A man constructs a ‘bunker villa’ on a budget for catastrophe preparedness and as a possible guest accommodation. Take a look inside

People create bunker dwellings for a variety of reasons, including practical, security, and personal considerations. One man opted to create a bunker by burying a Quonset Hut, demonstrating a novel method to shelter and safety. David had no idea why his pals had built subterranean shelters or bunkers fifteen years ago. According to Fair Companies, it was not until an ice storm knocked out his power, leaving him without electricity for weeks,

David, the owner of Quonset hut bunker

that he realized the importance and feasibility of such precautions.This prompted David to build his own bunker.
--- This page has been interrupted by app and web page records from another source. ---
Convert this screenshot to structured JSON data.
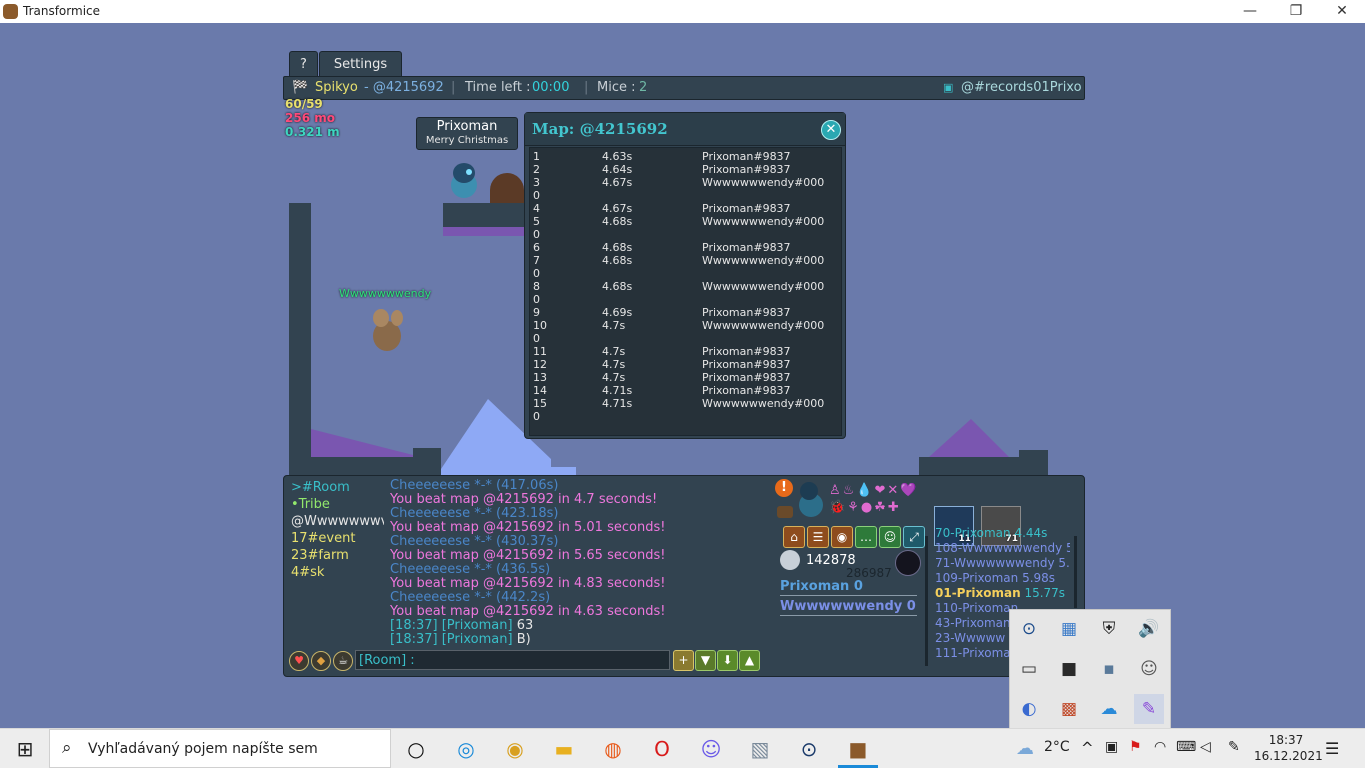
{
  "window": {
    "title": "Transformice",
    "controls": [
      "—",
      "❐",
      "✕"
    ]
  },
  "tabs": {
    "help": "?",
    "settings": "Settings"
  },
  "topbar": {
    "shaman": "Spikyo",
    "map_code": "- @4215692",
    "separator": "|",
    "time_label": "Time left :",
    "time_value": "00:00",
    "mice_label": "Mice :",
    "mice_value": "2",
    "room_tag": "@#records01Prixo"
  },
  "stats": {
    "fps": "60/59",
    "ping": "256 mo",
    "distance": "0.321 m"
  },
  "player_tag": {
    "name": "Prixoman",
    "title": "Merry Christmas"
  },
  "other_mouse": "Wwwwwwwendy",
  "map_window": {
    "title": "Map: @4215692",
    "close": "✕",
    "records": [
      {
        "rank": "1",
        "time": "4.63s",
        "name": "Prixoman#9837",
        "overflow": ""
      },
      {
        "rank": "2",
        "time": "4.64s",
        "name": "Prixoman#9837",
        "overflow": ""
      },
      {
        "rank": "3",
        "time": "4.67s",
        "name": "Wwwwwwwendy#000",
        "overflow": "0"
      },
      {
        "rank": "4",
        "time": "4.67s",
        "name": "Prixoman#9837",
        "overflow": ""
      },
      {
        "rank": "5",
        "time": "4.68s",
        "name": "Wwwwwwwendy#000",
        "overflow": "0"
      },
      {
        "rank": "6",
        "time": "4.68s",
        "name": "Prixoman#9837",
        "overflow": ""
      },
      {
        "rank": "7",
        "time": "4.68s",
        "name": "Wwwwwwwendy#000",
        "overflow": "0"
      },
      {
        "rank": "8",
        "time": "4.68s",
        "name": "Wwwwwwwendy#000",
        "overflow": "0"
      },
      {
        "rank": "9",
        "time": "4.69s",
        "name": "Prixoman#9837",
        "overflow": ""
      },
      {
        "rank": "10",
        "time": "4.7s",
        "name": "Wwwwwwwendy#000",
        "overflow": "0"
      },
      {
        "rank": "11",
        "time": "4.7s",
        "name": "Prixoman#9837",
        "overflow": ""
      },
      {
        "rank": "12",
        "time": "4.7s",
        "name": "Prixoman#9837",
        "overflow": ""
      },
      {
        "rank": "13",
        "time": "4.7s",
        "name": "Prixoman#9837",
        "overflow": ""
      },
      {
        "rank": "14",
        "time": "4.71s",
        "name": "Prixoman#9837",
        "overflow": ""
      },
      {
        "rank": "15",
        "time": "4.71s",
        "name": "Wwwwwwwendy#000",
        "overflow": "0"
      }
    ]
  },
  "chat": {
    "channels": [
      {
        "label": ">#Room",
        "color": "#39bfc9"
      },
      {
        "label": "•Tribe",
        "color": "#92e86c"
      },
      {
        "label": "@Wwwwwwwv",
        "color": "#e6e6e6"
      },
      {
        "label": "17#event",
        "color": "#e8e06e"
      },
      {
        "label": "23#farm",
        "color": "#e8e06e"
      },
      {
        "label": "4#sk",
        "color": "#e8e06e"
      }
    ],
    "messages": [
      {
        "text": "Cheeeeeese *-* (417.06s)",
        "color": "#4a86c8"
      },
      {
        "text": "You beat map @4215692 in 4.7 seconds!",
        "color": "#ee77dd"
      },
      {
        "text": "Cheeeeeese *-* (423.18s)",
        "color": "#4a86c8"
      },
      {
        "text": "You beat map @4215692 in 5.01 seconds!",
        "color": "#ee77dd"
      },
      {
        "text": "Cheeeeeese *-* (430.37s)",
        "color": "#4a86c8"
      },
      {
        "text": "You beat map @4215692 in 5.65 seconds!",
        "color": "#ee77dd"
      },
      {
        "text": "Cheeeeeese *-* (436.5s)",
        "color": "#4a86c8"
      },
      {
        "text": "You beat map @4215692 in 4.83 seconds!",
        "color": "#ee77dd"
      },
      {
        "text": "Cheeeeeese *-* (442.2s)",
        "color": "#4a86c8"
      },
      {
        "text": "You beat map @4215692 in 4.63 seconds!",
        "color": "#ee77dd"
      },
      {
        "text": "[18:37] [Prixoman]",
        "tail": " 63",
        "color": "#39bfc9"
      },
      {
        "text": "[18:37] [Prixoman]",
        "tail": " B)",
        "color": "#39bfc9"
      }
    ],
    "input_placeholder": "[Room] :"
  },
  "profile": {
    "cheese_count": "142878",
    "firsts_count": "286987",
    "players": [
      {
        "name": "Prixoman",
        "score": "0"
      },
      {
        "name": "Wwwwwwwendy",
        "score": "0"
      }
    ],
    "item_badges": [
      "11",
      "71"
    ]
  },
  "ranking": [
    {
      "text": "70-Prixoman 4.44s",
      "color": "#39bfc9",
      "bold": false
    },
    {
      "text": "108-Wwwwwwwendy 5.",
      "color": "#7b8fe6",
      "bold": false
    },
    {
      "text": "71-Wwwwwwwendy 5.7",
      "color": "#7b8fe6",
      "bold": false
    },
    {
      "text": "109-Prixoman 5.98s",
      "color": "#7b8fe6",
      "bold": false
    },
    {
      "text": "01-Prixoman",
      "tail": " 15.77s",
      "color": "#f4cf5c",
      "bold": true
    },
    {
      "text": "110-Prixoman",
      "color": "#7b8fe6",
      "bold": false
    },
    {
      "text": "43-Prixoman",
      "color": "#7b8fe6",
      "bold": false
    },
    {
      "text": "23-Wwwww",
      "color": "#7b8fe6",
      "bold": false
    },
    {
      "text": "111-Prixoma",
      "color": "#7b8fe6",
      "bold": false
    }
  ],
  "taskbar": {
    "search_placeholder": "Vyhľadávaný pojem napíšte sem",
    "weather": "2°C",
    "time": "18:37",
    "date": "16.12.2021"
  },
  "colors": {
    "game_bg": "#6a7aab",
    "panel": "#324350",
    "accent": "#39bfc9"
  }
}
However, what he built was not your typical bunker. He developed an adaptable room that might be used as a guest house. Knowing the costs of creating bunkers, David devised a unique and cost-effective design. Instead of the usual monolithic port, he opts for the Quonset Hut, an arched aluminum building famed for its cost, simplicity, and ease of construction.

David, showing the bunker's kitchen with microwave oven, table and chairs, and a burner.

The Quonset Hut was constructed on a concrete floor, offering a quick and low-cost alternative to traditional underground building methods. Spray foam was used to strengthen the insulation, resulting in a strong four-inch-thick layer for maximum temperature management.To increase durability, shotcrete was used in conjunction with Helix Steel reinforcement during the construction process.

David stepping out of his bunker.

David emphasized the practicality and cost-effectiveness of the Quonset Hut method, claiming a relatively low cost of around $8,000 for the entire construction. Meanwhile, a standard concrete construction of the same size could cost around $150,000. Because of its curved shape and reinforced exterior, the design is resistant to diverse weather conditions and provides a safe exit in an emergency.

The construction method included assembling the Quonset Hut components, which were firmly bolted in place. The task can be completed in one day by a team of two to four people. The bunker entrance has a tough metal door that resembles a submarine door. The tunnel’s 40-foot-long, eight-foot-wide hallway provided a dual role as an efficient food storage area.

View of David's bunker's living room from the kitchen.

The entrance also includes a hand pump for water and a 1300-gallon water tank. During the tour, David demonstrated the bunker’s small but functioning kitchen, which featured a propane burner. It contains one master bedroom, two comfortable normal bedrooms, and a bathroom with a conventional shower.
These qualities demonstrate that a bunker may offer its inhabitants with a typical existence.

Leave a Reply

Your email address will not be published. Required fields are marked *